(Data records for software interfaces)
··········

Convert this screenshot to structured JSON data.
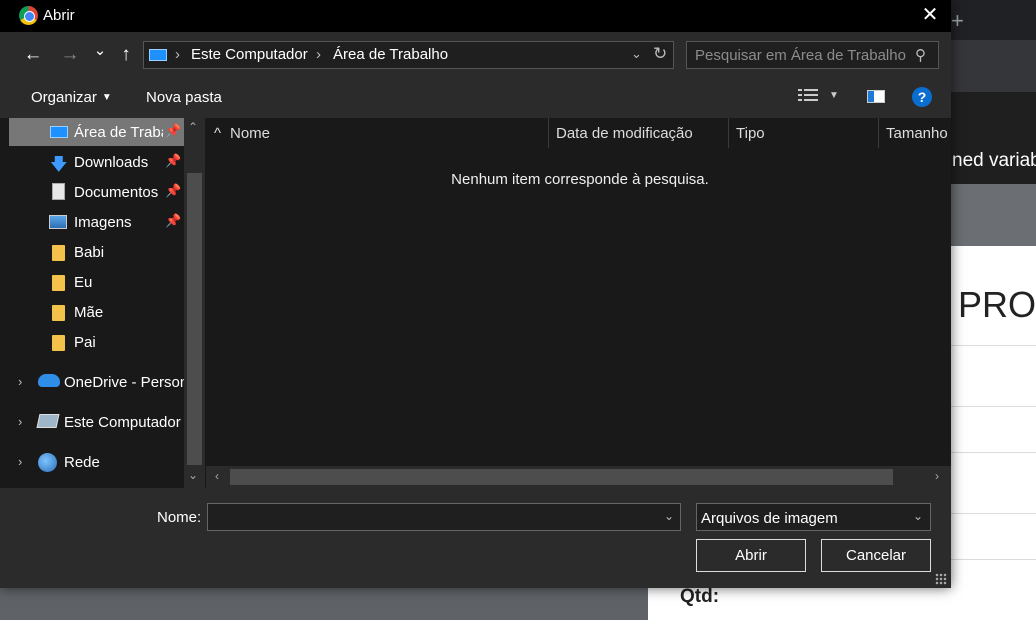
{
  "background_page": {
    "new_tab_symbol": "+",
    "header_text": "ned variab",
    "card_title": "PRO",
    "qtd_label": "Qtd:"
  },
  "dialog": {
    "title": "Abrir",
    "close_symbol": "✕",
    "nav": {
      "back_symbol": "←",
      "forward_symbol": "→",
      "recent_symbol": "⌄",
      "up_symbol": "↑"
    },
    "address": {
      "crumbs": [
        "Este Computador",
        "Área de Trabalho"
      ],
      "separator": "›",
      "dropdown_symbol": "⌄",
      "refresh_symbol": "↻"
    },
    "search": {
      "placeholder": "Pesquisar em Área de Trabalho",
      "icon_symbol": "⚲"
    },
    "toolbar": {
      "organize_label": "Organizar",
      "organize_caret": "▼",
      "new_folder_label": "Nova pasta",
      "view_caret": "▼",
      "help_symbol": "?"
    },
    "nav_pane": {
      "items": [
        {
          "label": "Área de Trabalho",
          "icon": "desktop-icon",
          "pinned": true,
          "selected": true
        },
        {
          "label": "Downloads",
          "icon": "download-icon",
          "pinned": true
        },
        {
          "label": "Documentos",
          "icon": "document-icon",
          "pinned": true
        },
        {
          "label": "Imagens",
          "icon": "image-icon",
          "pinned": true
        },
        {
          "label": "Babi",
          "icon": "folder-icon"
        },
        {
          "label": "Eu",
          "icon": "folder-icon"
        },
        {
          "label": "Mãe",
          "icon": "folder-icon"
        },
        {
          "label": "Pai",
          "icon": "folder-icon"
        },
        {
          "label": "OneDrive - Personal",
          "icon": "onedrive-icon",
          "expandable": true
        },
        {
          "label": "Este Computador",
          "icon": "computer-icon",
          "expandable": true
        },
        {
          "label": "Rede",
          "icon": "network-icon",
          "expandable": true
        }
      ],
      "pin_symbol": "📌",
      "chevron_symbol": "›"
    },
    "columns": [
      "Nome",
      "Data de modificação",
      "Tipo",
      "Tamanho"
    ],
    "sort_symbol": "^",
    "empty_message": "Nenhum item corresponde à pesquisa.",
    "scroll": {
      "up": "⌃",
      "down": "⌄",
      "left": "‹",
      "right": "›"
    },
    "footer": {
      "name_label": "Nome:",
      "name_value": "",
      "name_dropdown_symbol": "⌄",
      "file_type": "Arquivos de imagem",
      "file_type_dropdown_symbol": "⌄",
      "open_label": "Abrir",
      "cancel_label": "Cancelar"
    }
  }
}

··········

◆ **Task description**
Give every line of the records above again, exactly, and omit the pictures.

◆ **Output below**
Convert this screenshot to structured JSON data.
{
  "background_page": {
    "new_tab_symbol": "+",
    "header_text": "ned variab",
    "card_title": "PRO",
    "qtd_label": "Qtd:"
  },
  "dialog": {
    "title": "Abrir",
    "close_symbol": "✕",
    "nav": {
      "back_symbol": "←",
      "forward_symbol": "→",
      "recent_symbol": "⌄",
      "up_symbol": "↑"
    },
    "address": {
      "crumbs": [
        "Este Computador",
        "Área de Trabalho"
      ],
      "separator": "›",
      "dropdown_symbol": "⌄",
      "refresh_symbol": "↻"
    },
    "search": {
      "placeholder": "Pesquisar em Área de Trabalho",
      "icon_symbol": "⚲"
    },
    "toolbar": {
      "organize_label": "Organizar",
      "organize_caret": "▼",
      "new_folder_label": "Nova pasta",
      "view_caret": "▼",
      "help_symbol": "?"
    },
    "nav_pane": {
      "items": [
        {
          "label": "Área de Trabalho",
          "icon": "desktop-icon",
          "pinned": true,
          "selected": true
        },
        {
          "label": "Downloads",
          "icon": "download-icon",
          "pinned": true
        },
        {
          "label": "Documentos",
          "icon": "document-icon",
          "pinned": true
        },
        {
          "label": "Imagens",
          "icon": "image-icon",
          "pinned": true
        },
        {
          "label": "Babi",
          "icon": "folder-icon"
        },
        {
          "label": "Eu",
          "icon": "folder-icon"
        },
        {
          "label": "Mãe",
          "icon": "folder-icon"
        },
        {
          "label": "Pai",
          "icon": "folder-icon"
        },
        {
          "label": "OneDrive - Personal",
          "icon": "onedrive-icon",
          "expandable": true
        },
        {
          "label": "Este Computador",
          "icon": "computer-icon",
          "expandable": true
        },
        {
          "label": "Rede",
          "icon": "network-icon",
          "expandable": true
        }
      ],
      "pin_symbol": "📌",
      "chevron_symbol": "›"
    },
    "columns": [
      "Nome",
      "Data de modificação",
      "Tipo",
      "Tamanho"
    ],
    "sort_symbol": "^",
    "empty_message": "Nenhum item corresponde à pesquisa.",
    "scroll": {
      "up": "⌃",
      "down": "⌄",
      "left": "‹",
      "right": "›"
    },
    "footer": {
      "name_label": "Nome:",
      "name_value": "",
      "name_dropdown_symbol": "⌄",
      "file_type": "Arquivos de imagem",
      "file_type_dropdown_symbol": "⌄",
      "open_label": "Abrir",
      "cancel_label": "Cancelar"
    }
  }
}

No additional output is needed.